From NPR News, this is ALL THINGS CONSIDERED. I'm Audie Cornish.

ROBERT SIEGEL, HOST:

And I'm Robert Siegel. President Obama is shuffling his national security team. As he announced this afternoon, his longtime advisor Tom Donilon will be stepping down next month and Donilon will be replaced as national security advisor by Susan Rice. She is the U.S. ambassador to the United Nations, whose comments on last year's attack in Benghazi, Libya have made her a favorite target for Republicans.

Read more
Politics
12:24 pm
Wed June 5, 2013

A Look Ahead To The Future Of The GOP

Originally published on Wed June 5, 2013 3:06 pm

Transcript

NEAL CONAN, HOST:

This is TALK OF THE NATION. I'm Neal Conan in Washington. Chris Christie calls a very special election in Jersey. Missouri 8th voters call for Jason Smith, and a House committee chair calls out the White House spokesman. It's Wednesday and time for a...

REPRESENTATIVE DARRELL ISSA: Paid liar...

CONAN: Edition of the Political Junkie.

PRESIDENT RONALD REAGAN: There you go again.

VICE PRESIDENT WALTER MONDALE: When I hear your new ideas, I'm reminded of that ad: Where's the beef?

Read more
Middle East
12:18 pm
Wed June 5, 2013

After Protests, Evaluating Turkey's Role As A Democracy

Originally published on Wed June 5, 2013 3:06 pm

Transcript

NEAL CONAN, HOST:

Read more
NPR Story
12:16 pm
Wed June 5, 2013

In 'TransAtlantic', Author Colum McCann Returns Home

Random House

Originally published on Thu June 6, 2013 10:34 am

Irish-American author Colum McCann has spent the better part of his life inhabiting others in his novels.

To write Dancer, McCann learned how to pirouette with Russia's Kirov Ballet. He spent time in Slovakia to bring the story a young Gypsy poet to life in Zoli.

In his latest book TransAtlantic, he tells the story of his native country — covering 150 years of Irish history, through the voyages of four historic visitors.

McCann talks with NPR's Neal Conan about the emigrant experience and the decision to revisit home.

Read more
Parallels
12:12 pm
Wed June 5, 2013

Myanmar's Aung San Suu Kyi Walks Fine Line In Her New Role

Myanmar opposition leader Aung San Suu Kyi has been under fire for working with the government on a number of issues.
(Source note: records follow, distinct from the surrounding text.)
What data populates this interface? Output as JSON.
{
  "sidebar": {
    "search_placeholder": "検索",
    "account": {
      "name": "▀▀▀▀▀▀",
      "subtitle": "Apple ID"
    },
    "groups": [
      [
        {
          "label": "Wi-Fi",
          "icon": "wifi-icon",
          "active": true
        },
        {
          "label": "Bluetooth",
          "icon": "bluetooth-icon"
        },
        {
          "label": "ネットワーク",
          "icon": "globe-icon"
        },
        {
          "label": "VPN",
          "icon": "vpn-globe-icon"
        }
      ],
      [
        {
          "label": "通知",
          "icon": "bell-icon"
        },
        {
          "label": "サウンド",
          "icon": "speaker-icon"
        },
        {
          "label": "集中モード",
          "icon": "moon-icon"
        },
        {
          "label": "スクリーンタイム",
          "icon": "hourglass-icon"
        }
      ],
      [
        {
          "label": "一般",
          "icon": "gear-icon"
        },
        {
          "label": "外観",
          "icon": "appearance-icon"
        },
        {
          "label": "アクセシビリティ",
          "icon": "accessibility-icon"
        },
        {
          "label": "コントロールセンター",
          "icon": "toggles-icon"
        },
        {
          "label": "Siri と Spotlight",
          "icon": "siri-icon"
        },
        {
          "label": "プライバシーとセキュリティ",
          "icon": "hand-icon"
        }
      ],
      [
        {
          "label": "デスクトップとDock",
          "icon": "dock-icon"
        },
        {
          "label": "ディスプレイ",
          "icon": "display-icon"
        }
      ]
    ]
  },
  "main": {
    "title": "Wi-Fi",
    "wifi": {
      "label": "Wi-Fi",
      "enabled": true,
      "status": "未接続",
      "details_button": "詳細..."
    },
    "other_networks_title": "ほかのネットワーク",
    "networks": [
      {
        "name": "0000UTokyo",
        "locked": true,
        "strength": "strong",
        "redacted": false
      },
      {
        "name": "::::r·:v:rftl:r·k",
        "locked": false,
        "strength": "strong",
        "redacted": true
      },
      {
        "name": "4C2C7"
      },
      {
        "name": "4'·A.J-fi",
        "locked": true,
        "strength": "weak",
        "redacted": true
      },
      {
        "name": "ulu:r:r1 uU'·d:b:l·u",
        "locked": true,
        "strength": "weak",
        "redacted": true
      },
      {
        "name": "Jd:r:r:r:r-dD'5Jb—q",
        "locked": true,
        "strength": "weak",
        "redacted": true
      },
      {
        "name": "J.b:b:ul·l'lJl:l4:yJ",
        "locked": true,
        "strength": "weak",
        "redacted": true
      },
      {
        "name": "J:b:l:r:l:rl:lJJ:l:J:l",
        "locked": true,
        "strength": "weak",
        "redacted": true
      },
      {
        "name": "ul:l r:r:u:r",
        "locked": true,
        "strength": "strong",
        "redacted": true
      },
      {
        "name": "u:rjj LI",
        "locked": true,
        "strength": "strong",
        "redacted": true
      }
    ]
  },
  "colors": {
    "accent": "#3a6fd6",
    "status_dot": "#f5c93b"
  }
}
Here, she meets in March with protesters who oppose a copper mine backed by Chinese investors. She supports the mining project.
Khin Maung Win AP

Originally published on Wed June 5, 2013 5:19 pm

To her many admirers in the international community, Aung San Suu Kyi remains one of the world's best known democracy icons.

But in Myanmar, also known as Burma, she is now very much a politician who is being criticized for trying to cooperate with the former military rulers who kept her under house arrest for nearly two decades.

If you want to see the old, iconic Aung San Suu Kyi, just head to the bustling headquarters of her party, the National League for Democracy, or NLD, in Yangon, the country's largest city and former capital.

Read more
Television
12:07 pm
Wed June 5, 2013

'Arrested' No More: Hurwitz On Why The Bluths Are Back

David Cross (left) reprises his role as Dr. Tobias Funke, the sexually ambiguous brother-in-law of Jason Bateman's character, Michael Bluth, in Netflix's new season of Arrested Development.
Netflix

Originally published on Mon June 10, 2013 4:05 pm

The Bluth family of the cult show Arrested Development can be oblivious, mean — to each other and anyone who enters their orbit — and eccentric. But that, says show creator Mitch Hurwitz, is in some ways the point.

"The goal with the show has always been that the Bluths are wrong," he tells Fresh Air's Terry Gross. "[They're] self-centered. They haven't had to develop. [Their] money allowed them to stop developing."

Read more

Pages